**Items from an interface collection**
- Opening Delimiter -

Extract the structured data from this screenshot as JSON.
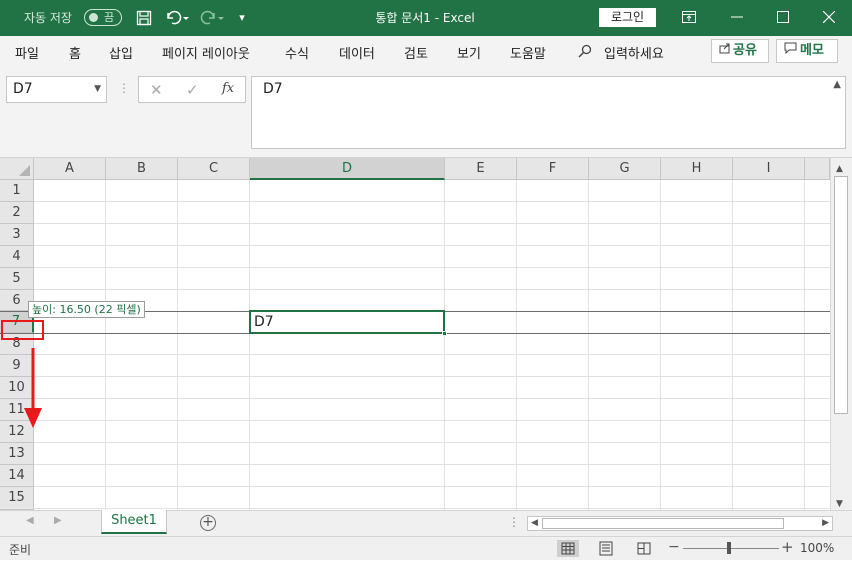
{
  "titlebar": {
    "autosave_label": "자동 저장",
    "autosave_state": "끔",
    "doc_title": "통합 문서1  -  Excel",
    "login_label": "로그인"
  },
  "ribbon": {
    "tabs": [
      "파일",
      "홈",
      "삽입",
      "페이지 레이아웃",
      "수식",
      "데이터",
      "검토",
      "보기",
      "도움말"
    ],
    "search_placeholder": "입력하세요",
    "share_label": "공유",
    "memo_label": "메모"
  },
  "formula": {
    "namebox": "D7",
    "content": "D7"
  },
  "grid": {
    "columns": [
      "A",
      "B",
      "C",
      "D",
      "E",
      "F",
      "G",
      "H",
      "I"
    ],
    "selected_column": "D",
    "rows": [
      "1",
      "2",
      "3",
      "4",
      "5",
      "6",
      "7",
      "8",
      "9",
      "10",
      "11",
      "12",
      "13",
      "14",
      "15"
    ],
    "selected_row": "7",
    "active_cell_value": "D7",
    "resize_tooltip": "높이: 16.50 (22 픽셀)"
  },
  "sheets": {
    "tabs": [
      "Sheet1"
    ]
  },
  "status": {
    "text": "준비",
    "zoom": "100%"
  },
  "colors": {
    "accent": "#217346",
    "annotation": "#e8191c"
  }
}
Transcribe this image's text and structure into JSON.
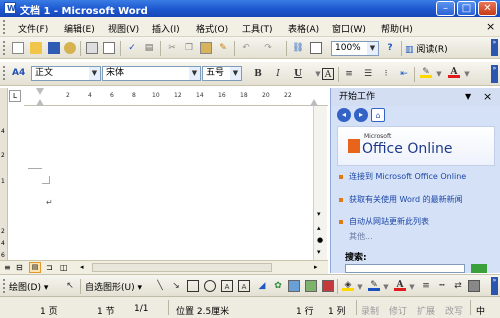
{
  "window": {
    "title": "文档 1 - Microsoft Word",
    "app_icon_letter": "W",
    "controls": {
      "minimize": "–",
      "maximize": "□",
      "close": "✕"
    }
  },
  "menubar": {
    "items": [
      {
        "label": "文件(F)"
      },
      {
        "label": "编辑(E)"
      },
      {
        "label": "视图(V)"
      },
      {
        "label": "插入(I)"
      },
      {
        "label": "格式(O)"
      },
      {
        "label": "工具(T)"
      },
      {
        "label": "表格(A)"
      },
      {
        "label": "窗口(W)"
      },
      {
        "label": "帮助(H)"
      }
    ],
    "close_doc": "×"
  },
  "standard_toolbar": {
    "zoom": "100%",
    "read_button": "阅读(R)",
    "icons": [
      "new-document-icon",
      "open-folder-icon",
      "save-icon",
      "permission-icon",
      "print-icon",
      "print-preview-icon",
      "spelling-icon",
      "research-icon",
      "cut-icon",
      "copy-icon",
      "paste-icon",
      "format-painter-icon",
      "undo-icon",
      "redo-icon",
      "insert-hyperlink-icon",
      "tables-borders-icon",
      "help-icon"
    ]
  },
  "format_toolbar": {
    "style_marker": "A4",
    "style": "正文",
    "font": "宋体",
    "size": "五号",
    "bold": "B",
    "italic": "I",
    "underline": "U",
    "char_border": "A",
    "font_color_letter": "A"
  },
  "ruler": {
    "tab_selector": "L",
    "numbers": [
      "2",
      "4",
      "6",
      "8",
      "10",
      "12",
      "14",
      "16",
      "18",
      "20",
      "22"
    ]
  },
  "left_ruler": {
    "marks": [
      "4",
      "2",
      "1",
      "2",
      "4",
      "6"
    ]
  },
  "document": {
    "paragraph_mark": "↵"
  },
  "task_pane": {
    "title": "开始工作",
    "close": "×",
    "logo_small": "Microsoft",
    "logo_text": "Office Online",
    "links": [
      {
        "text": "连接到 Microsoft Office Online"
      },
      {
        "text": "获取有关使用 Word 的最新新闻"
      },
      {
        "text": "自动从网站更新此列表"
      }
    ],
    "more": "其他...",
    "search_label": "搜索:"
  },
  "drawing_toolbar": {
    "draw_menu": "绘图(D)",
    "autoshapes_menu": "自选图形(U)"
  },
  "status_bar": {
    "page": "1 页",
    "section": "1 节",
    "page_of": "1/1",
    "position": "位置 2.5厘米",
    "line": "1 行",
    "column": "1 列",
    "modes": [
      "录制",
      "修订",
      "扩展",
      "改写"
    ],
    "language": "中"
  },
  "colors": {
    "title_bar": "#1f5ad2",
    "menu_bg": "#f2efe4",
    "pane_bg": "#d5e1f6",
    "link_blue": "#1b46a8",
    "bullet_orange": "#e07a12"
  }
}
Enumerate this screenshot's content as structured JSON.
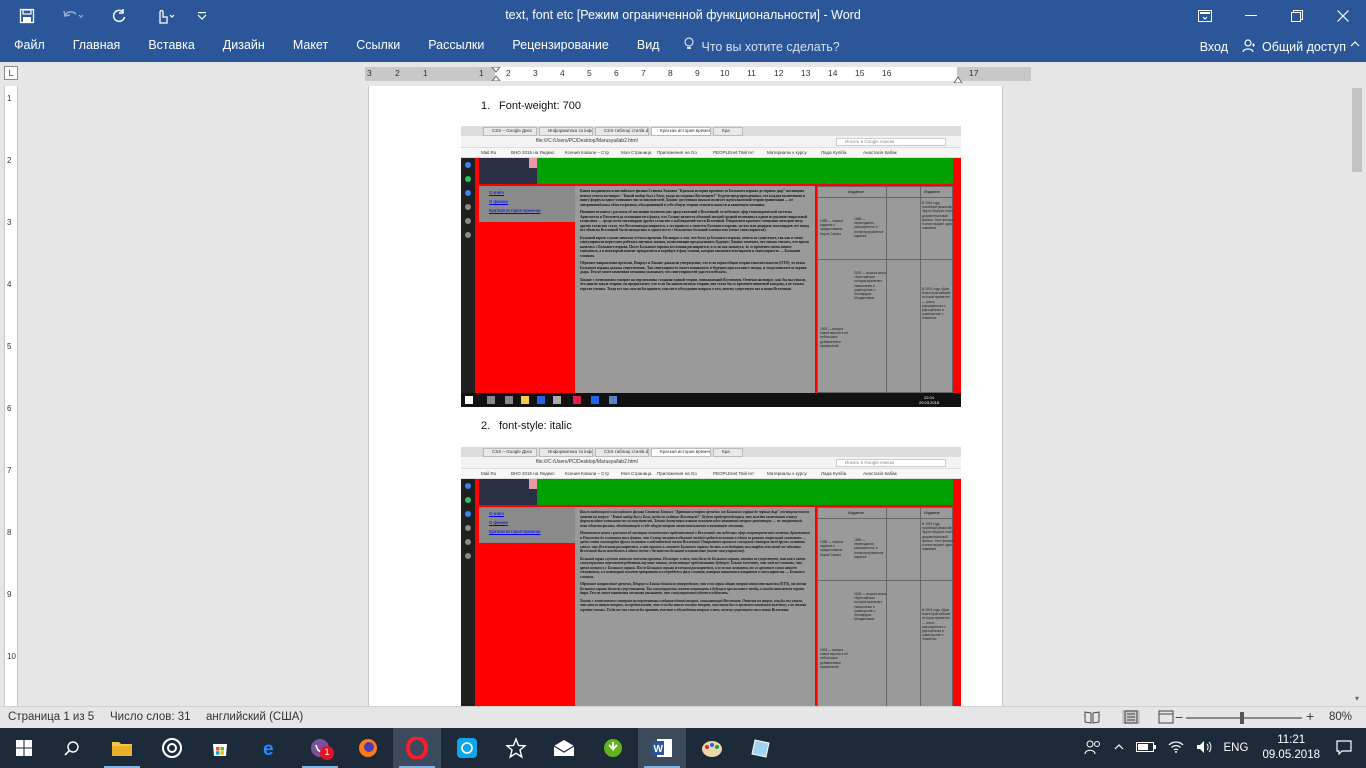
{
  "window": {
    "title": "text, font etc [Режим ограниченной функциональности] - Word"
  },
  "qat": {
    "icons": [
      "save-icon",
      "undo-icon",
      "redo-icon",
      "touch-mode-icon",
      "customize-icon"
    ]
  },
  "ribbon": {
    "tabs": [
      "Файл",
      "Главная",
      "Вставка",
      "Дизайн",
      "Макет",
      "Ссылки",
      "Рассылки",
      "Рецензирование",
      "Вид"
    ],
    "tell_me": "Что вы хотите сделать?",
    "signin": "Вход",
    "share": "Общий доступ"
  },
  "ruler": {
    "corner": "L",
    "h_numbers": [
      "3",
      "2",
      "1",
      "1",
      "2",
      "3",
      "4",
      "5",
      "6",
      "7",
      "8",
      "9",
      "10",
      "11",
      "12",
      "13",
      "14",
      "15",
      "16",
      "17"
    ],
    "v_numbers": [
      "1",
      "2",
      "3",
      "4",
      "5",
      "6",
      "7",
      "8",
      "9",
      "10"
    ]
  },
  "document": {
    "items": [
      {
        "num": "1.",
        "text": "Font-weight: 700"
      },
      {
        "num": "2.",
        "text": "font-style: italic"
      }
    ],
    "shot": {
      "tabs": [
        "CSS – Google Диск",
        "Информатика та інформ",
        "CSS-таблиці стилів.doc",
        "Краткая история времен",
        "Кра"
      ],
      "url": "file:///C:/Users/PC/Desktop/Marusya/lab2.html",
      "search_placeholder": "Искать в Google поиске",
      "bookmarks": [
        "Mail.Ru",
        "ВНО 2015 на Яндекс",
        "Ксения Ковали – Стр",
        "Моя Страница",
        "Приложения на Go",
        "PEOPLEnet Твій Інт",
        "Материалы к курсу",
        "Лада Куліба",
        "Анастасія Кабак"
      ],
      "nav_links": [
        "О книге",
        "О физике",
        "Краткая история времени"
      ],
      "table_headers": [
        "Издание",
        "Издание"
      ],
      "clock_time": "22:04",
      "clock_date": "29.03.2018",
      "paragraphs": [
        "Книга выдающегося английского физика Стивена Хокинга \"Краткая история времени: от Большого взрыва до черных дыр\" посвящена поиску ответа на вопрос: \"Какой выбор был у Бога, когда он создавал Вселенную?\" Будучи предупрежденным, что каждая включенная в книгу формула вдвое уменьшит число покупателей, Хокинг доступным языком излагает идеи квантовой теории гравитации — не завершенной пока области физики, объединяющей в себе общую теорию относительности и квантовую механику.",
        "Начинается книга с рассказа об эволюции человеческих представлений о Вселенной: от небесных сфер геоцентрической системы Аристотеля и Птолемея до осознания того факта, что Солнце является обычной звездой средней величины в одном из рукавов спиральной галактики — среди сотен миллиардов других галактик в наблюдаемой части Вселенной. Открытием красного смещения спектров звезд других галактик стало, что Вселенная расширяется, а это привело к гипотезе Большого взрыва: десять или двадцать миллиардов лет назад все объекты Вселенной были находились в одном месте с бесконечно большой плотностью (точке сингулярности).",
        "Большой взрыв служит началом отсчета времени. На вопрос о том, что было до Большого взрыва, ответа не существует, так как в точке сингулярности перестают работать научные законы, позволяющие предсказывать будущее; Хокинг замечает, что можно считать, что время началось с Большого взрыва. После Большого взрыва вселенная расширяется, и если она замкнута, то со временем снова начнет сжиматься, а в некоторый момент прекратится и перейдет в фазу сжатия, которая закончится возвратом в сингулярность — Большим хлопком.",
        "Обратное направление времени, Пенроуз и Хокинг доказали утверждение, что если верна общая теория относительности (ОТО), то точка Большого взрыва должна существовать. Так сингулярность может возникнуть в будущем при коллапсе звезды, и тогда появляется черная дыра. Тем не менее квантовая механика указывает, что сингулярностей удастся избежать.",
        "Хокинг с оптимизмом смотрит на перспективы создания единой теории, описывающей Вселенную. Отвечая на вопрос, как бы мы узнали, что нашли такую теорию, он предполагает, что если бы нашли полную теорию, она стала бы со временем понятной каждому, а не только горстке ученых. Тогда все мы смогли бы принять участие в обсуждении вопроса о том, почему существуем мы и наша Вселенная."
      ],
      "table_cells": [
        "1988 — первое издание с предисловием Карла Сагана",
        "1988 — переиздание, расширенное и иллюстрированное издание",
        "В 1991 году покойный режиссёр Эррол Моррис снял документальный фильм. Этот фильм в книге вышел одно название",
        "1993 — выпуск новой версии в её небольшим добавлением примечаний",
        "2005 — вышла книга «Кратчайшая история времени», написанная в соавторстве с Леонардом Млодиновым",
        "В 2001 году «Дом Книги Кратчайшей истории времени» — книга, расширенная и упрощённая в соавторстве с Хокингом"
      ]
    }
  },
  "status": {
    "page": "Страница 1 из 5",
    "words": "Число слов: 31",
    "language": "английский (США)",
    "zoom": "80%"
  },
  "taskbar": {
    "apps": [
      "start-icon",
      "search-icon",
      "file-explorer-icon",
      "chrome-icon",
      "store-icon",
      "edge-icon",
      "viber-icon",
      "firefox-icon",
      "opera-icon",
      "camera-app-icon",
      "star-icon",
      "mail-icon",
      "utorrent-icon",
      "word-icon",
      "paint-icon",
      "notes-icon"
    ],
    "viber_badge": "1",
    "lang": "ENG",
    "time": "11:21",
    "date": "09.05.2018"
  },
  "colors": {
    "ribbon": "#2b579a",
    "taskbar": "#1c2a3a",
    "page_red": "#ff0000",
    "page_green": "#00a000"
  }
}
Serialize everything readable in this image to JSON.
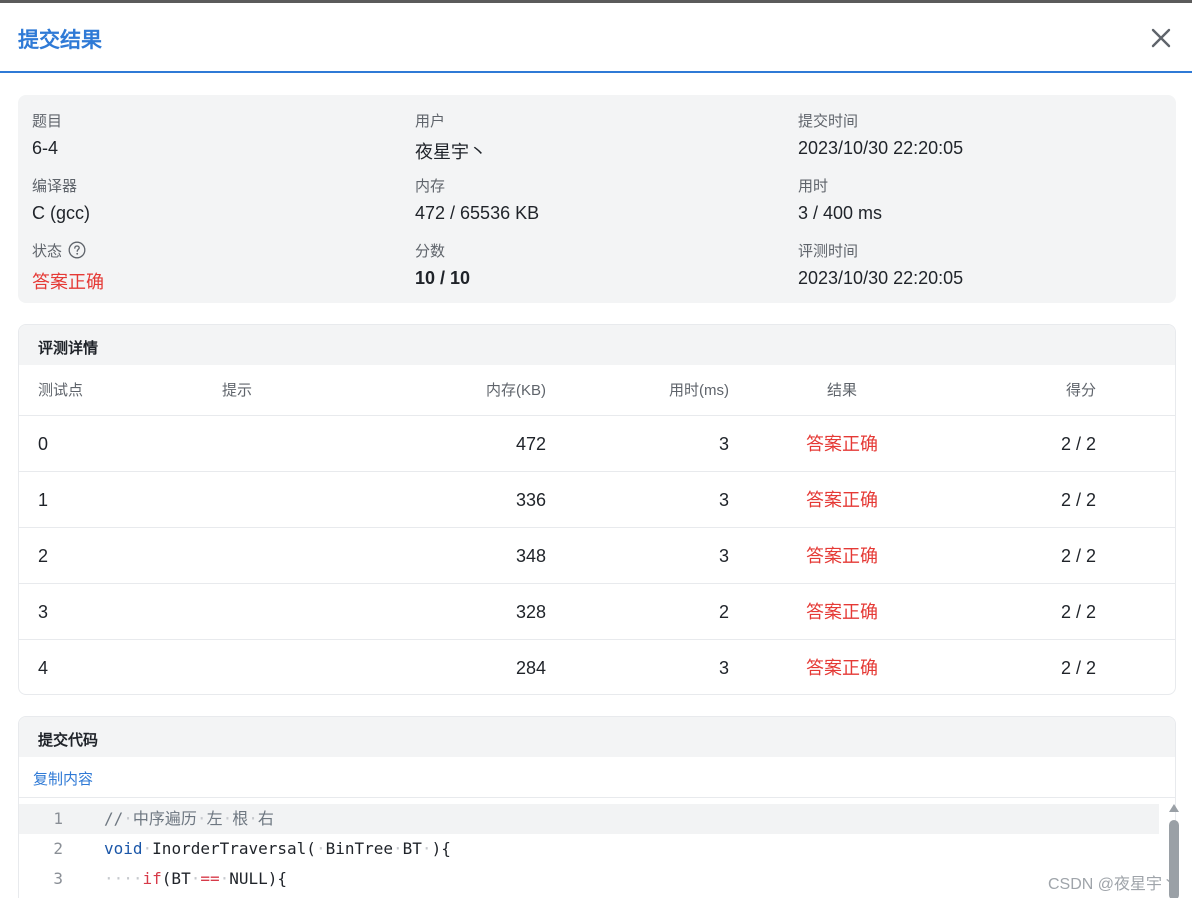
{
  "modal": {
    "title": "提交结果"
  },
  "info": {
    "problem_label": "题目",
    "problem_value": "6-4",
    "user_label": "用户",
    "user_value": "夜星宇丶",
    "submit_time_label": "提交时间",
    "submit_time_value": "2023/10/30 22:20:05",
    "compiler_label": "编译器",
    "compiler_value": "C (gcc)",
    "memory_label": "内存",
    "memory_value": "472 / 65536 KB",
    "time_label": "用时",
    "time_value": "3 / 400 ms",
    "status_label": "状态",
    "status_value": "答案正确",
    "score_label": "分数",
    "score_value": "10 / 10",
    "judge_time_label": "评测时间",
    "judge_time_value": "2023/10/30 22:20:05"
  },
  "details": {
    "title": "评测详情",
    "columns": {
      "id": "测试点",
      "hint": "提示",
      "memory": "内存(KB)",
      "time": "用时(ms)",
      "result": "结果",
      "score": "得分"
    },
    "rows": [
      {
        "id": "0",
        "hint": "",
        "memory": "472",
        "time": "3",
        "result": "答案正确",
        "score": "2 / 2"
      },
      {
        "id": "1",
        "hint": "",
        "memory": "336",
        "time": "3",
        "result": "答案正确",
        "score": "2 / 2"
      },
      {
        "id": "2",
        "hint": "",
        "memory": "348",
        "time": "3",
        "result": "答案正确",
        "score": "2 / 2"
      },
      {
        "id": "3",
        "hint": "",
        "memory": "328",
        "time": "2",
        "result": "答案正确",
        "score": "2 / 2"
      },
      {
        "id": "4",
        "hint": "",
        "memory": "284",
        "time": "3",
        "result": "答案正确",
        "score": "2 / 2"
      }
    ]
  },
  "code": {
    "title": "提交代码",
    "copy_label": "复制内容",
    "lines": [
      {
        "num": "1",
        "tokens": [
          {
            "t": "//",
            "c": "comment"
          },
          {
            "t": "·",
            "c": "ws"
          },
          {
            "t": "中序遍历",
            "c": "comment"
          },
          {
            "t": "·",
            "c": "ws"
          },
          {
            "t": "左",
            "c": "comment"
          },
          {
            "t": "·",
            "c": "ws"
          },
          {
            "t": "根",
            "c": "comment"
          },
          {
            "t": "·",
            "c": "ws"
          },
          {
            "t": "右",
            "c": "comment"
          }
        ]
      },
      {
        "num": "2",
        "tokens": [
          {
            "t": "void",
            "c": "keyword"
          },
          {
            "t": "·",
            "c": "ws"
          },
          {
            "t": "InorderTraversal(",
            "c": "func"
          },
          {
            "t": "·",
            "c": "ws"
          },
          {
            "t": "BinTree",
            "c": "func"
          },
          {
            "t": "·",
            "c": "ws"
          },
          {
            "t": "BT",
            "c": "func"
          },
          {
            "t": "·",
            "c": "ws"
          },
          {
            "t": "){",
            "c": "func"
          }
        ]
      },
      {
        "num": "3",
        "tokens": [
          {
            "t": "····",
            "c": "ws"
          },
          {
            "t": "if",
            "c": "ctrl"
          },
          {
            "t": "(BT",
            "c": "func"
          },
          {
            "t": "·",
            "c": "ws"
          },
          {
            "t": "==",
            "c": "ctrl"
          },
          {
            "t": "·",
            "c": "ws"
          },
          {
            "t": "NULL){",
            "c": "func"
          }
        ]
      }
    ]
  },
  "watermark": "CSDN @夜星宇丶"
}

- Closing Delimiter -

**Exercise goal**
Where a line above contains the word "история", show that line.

**Answer to the problem**
        "Краткая история времен",
        "Краткая история времени"
        "Книга выдающегося английского физика Стивена Хокинга \"Краткая история времени: от Большого взрыва до черных дыр\" посвящена поиску ответа на вопрос: \"Какой выбор был у Бога, когда он создавал Вселенную?\" Будучи предупрежденным, что каждая включенная в книгу формула вдвое уменьшит число покупателей, Хокинг доступным языком излагает идеи квантовой теории гравитации — не завершенной пока области физики, объединяющей в себе общую теорию относительности и квантовую механику.",
        "2005 — вышла книга «Кратчайшая история времени», написанная в соавторстве с Леонардом Млодиновым",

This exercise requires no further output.